Critics’ Picks

Kara Walker, The Welcoming Committee, 2018, gouache on paper, 22 x 30''.

Kara Walker, The Welcoming Committee, 2018, gouache on paper, 22 x 30''.


Kara Walker

Kunstmuseum Basel
St. Alban-Graben 16 & 20
June 5–September 26, 2021

Kara Walker reveals her archive for the first time in an exhibition at Kunstmuseum Basel, presenting a trove of works on paper that wrestle with representation in drawing and the written word. This accumulation of manifold narrative strategies—from storyboards to word webs, dream diaries to cartoons—lays bare the material process, and psychological processing, behind Walker’s silhouettes and monuments, excavating the inner workings of Walker’s mind and the annals of an abject American history. In The Welcoming Committee, 2018, a work alluding to the snatching, routine in the eighteenth and nineteenth centuries, of recently buried Black bodies from graves for medical research, the hooded figure of Trayvon Martin stands with arms outstretched, as if trying to reach the autopsy table around which a group of ghostly white doctors gather. The gouache-and-graphite scene on light-brown paper grows more nightmarish still: A decapitated skeleton has taken the place of the cadaver, the composition a spectral reimagining of Rembrandt’s Anatomy Lesson of Dr. Nicolaes Tulp, 1875, rendered with the gestural drama of Delacroix or Gericault.
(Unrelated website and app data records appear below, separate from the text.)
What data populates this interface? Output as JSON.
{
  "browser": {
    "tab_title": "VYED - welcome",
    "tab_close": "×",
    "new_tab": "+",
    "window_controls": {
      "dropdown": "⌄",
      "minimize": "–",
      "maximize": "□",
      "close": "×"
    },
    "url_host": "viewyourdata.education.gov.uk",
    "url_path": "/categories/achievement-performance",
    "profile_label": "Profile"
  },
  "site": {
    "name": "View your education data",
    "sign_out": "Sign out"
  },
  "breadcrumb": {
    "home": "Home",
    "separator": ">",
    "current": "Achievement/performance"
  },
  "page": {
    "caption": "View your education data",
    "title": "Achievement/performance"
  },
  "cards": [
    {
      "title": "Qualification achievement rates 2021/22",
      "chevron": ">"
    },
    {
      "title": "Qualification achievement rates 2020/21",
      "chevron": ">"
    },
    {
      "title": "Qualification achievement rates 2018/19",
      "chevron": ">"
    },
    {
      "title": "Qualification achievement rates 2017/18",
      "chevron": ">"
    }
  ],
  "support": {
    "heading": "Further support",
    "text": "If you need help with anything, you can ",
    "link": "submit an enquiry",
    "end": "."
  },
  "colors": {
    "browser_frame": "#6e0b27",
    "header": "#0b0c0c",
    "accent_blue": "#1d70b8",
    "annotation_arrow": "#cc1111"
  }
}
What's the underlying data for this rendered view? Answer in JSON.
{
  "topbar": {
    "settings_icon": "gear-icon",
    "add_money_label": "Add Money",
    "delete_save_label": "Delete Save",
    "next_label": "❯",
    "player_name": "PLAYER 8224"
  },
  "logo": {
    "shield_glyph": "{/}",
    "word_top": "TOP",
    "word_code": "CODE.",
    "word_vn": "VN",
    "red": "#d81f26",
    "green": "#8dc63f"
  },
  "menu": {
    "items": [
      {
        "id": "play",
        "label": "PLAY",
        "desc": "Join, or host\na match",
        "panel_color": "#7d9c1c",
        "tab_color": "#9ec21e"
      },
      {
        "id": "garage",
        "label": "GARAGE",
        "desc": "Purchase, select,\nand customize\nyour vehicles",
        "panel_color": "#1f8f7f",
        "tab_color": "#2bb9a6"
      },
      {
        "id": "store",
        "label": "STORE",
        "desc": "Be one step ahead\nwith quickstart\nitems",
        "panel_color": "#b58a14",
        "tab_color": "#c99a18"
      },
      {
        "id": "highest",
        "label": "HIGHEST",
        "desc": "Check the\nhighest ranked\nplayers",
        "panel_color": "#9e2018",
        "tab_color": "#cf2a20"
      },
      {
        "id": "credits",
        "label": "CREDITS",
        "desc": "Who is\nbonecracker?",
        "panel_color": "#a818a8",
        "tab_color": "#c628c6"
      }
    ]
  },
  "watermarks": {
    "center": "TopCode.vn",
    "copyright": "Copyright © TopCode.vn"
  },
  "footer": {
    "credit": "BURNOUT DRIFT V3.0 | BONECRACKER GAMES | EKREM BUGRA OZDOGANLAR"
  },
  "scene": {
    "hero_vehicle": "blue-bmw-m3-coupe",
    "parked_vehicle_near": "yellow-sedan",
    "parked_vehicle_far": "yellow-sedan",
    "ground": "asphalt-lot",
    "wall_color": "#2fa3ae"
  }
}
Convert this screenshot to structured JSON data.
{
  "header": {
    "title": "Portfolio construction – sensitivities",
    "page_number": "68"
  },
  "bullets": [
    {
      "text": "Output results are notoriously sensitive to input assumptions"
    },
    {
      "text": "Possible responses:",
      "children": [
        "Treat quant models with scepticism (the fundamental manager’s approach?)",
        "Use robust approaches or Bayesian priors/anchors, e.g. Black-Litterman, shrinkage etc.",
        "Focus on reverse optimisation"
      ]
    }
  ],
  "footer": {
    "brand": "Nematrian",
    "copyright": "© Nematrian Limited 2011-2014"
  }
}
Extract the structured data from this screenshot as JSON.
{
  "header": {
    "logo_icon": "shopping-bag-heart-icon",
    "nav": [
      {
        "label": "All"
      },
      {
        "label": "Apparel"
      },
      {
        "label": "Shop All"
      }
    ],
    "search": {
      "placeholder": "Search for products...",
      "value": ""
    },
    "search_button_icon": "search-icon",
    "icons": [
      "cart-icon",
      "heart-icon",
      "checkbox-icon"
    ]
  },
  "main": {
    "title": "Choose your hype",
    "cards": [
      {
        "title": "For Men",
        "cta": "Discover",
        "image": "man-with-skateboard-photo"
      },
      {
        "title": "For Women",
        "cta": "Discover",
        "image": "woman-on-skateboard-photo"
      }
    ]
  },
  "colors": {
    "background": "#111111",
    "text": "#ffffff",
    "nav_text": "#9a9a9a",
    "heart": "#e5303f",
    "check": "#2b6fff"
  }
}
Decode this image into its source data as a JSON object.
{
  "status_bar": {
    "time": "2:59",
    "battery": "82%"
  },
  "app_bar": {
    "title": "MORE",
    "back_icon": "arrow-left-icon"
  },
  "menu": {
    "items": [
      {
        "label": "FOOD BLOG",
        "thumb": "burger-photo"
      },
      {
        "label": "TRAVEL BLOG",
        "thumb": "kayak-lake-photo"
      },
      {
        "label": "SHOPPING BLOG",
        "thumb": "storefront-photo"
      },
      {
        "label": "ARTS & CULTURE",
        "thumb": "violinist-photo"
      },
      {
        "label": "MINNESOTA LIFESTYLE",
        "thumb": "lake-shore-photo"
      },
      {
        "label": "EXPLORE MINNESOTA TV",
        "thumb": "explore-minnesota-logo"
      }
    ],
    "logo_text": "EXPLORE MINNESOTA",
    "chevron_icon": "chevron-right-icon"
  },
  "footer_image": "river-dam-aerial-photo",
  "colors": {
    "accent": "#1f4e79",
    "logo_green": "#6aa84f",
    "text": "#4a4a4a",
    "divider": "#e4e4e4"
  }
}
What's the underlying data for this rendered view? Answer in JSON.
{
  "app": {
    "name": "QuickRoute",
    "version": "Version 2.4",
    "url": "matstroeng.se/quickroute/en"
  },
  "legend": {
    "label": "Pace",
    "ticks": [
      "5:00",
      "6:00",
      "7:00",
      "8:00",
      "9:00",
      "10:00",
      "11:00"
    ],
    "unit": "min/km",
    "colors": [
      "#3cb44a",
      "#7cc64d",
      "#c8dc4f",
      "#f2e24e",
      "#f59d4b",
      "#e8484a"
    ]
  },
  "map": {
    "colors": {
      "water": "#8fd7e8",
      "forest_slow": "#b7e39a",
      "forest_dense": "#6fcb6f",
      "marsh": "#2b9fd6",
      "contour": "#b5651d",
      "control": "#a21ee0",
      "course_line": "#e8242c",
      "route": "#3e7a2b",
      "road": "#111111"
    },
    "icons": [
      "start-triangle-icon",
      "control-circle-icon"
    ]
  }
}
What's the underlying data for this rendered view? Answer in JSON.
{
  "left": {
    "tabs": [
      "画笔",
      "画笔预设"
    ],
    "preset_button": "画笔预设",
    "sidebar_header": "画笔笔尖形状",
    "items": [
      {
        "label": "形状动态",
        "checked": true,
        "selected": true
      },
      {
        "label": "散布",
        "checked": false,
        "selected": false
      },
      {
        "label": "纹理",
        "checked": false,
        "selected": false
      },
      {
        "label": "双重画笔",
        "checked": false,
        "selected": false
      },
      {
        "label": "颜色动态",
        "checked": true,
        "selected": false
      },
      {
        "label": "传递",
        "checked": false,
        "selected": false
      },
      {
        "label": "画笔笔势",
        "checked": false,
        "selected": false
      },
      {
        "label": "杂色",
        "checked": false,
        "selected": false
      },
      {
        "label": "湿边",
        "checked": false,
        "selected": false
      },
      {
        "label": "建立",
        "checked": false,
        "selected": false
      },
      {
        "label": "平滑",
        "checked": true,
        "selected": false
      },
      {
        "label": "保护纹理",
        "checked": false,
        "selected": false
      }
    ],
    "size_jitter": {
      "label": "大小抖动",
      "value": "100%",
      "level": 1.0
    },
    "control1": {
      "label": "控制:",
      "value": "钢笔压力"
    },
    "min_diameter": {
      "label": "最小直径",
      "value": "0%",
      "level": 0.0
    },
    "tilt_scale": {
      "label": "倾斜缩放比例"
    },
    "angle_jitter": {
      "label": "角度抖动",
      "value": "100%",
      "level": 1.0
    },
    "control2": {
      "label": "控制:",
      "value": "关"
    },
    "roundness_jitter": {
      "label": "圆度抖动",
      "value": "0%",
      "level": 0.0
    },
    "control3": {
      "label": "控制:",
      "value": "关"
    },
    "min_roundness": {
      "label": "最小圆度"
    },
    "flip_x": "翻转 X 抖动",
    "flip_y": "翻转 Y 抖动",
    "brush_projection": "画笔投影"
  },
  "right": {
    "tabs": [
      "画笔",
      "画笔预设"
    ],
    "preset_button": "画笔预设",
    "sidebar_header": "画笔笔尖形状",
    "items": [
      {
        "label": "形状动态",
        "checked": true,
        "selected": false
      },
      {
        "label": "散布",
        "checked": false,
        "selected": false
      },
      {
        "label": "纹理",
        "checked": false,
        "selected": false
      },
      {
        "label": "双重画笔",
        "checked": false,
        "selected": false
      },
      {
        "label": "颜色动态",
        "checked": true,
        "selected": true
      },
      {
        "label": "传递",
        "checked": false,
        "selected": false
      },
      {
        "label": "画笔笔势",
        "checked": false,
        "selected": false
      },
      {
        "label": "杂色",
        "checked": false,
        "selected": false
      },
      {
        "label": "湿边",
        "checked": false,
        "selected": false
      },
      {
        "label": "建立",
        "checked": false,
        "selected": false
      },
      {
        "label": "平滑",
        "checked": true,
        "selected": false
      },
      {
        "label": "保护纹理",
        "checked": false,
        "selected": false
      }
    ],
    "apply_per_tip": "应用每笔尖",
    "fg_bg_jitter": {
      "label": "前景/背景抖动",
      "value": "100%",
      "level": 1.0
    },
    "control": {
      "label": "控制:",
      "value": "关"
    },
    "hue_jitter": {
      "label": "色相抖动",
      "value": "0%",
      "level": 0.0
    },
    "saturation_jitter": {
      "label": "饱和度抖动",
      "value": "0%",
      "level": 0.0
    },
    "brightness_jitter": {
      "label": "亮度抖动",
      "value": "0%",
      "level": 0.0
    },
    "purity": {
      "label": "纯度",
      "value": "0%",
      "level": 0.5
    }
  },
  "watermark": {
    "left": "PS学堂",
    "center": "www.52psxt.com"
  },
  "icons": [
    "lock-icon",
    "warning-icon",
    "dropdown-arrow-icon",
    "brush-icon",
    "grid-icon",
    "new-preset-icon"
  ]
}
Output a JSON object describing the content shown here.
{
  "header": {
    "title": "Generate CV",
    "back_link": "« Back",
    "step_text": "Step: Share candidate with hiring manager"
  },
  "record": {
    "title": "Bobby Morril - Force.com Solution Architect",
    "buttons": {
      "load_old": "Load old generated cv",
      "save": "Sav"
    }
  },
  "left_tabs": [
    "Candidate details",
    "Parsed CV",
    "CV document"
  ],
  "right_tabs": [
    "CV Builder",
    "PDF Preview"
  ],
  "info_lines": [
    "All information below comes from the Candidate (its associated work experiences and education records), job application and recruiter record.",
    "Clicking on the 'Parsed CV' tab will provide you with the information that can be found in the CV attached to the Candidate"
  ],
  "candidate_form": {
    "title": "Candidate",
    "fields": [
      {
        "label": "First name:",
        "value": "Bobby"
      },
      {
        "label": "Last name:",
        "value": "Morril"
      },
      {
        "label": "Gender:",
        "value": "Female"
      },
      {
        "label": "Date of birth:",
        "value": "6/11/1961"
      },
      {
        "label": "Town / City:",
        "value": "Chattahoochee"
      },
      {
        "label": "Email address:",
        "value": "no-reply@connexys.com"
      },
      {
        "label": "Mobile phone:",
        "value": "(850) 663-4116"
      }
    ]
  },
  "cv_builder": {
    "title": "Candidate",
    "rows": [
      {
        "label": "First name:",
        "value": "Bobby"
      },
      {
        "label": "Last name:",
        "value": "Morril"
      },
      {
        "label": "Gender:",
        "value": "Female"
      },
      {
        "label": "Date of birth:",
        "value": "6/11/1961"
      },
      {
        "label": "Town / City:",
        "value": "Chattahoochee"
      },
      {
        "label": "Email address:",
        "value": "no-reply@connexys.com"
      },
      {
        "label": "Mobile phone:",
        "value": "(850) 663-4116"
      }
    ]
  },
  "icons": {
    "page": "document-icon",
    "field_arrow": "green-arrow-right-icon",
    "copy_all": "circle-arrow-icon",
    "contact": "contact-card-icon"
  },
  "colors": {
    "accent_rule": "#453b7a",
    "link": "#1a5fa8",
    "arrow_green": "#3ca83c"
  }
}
The show is an emphatic reminder that Walker is a drawer, having long abandoned oil painting as something built and burdened by white male tradition and thus unsuited to her own subjectivity and subject matter. Many works are annotated with Walker’s thoughts on the drawing medium and the kinds of generative friction it produces. Like her other forms of mark-making, these notes seem at once scrutinizing and improvised: In pencil atop a sheet washed in muddy red paint, she jots, “Perpetrator inflicts will on paper too receptive—or? Is it the gimp? Paper should stand up and fight back.” The exhibition’s title, “A Black Hole Is Everything a Star Longs to Be,” was lifted from lines Walker wrote years ago and conjures the engulfing force at the core of her oeuvre: Imagine the vast array of works exhibited here, both contained within and obliterated by her opaque, iconic silhouettes.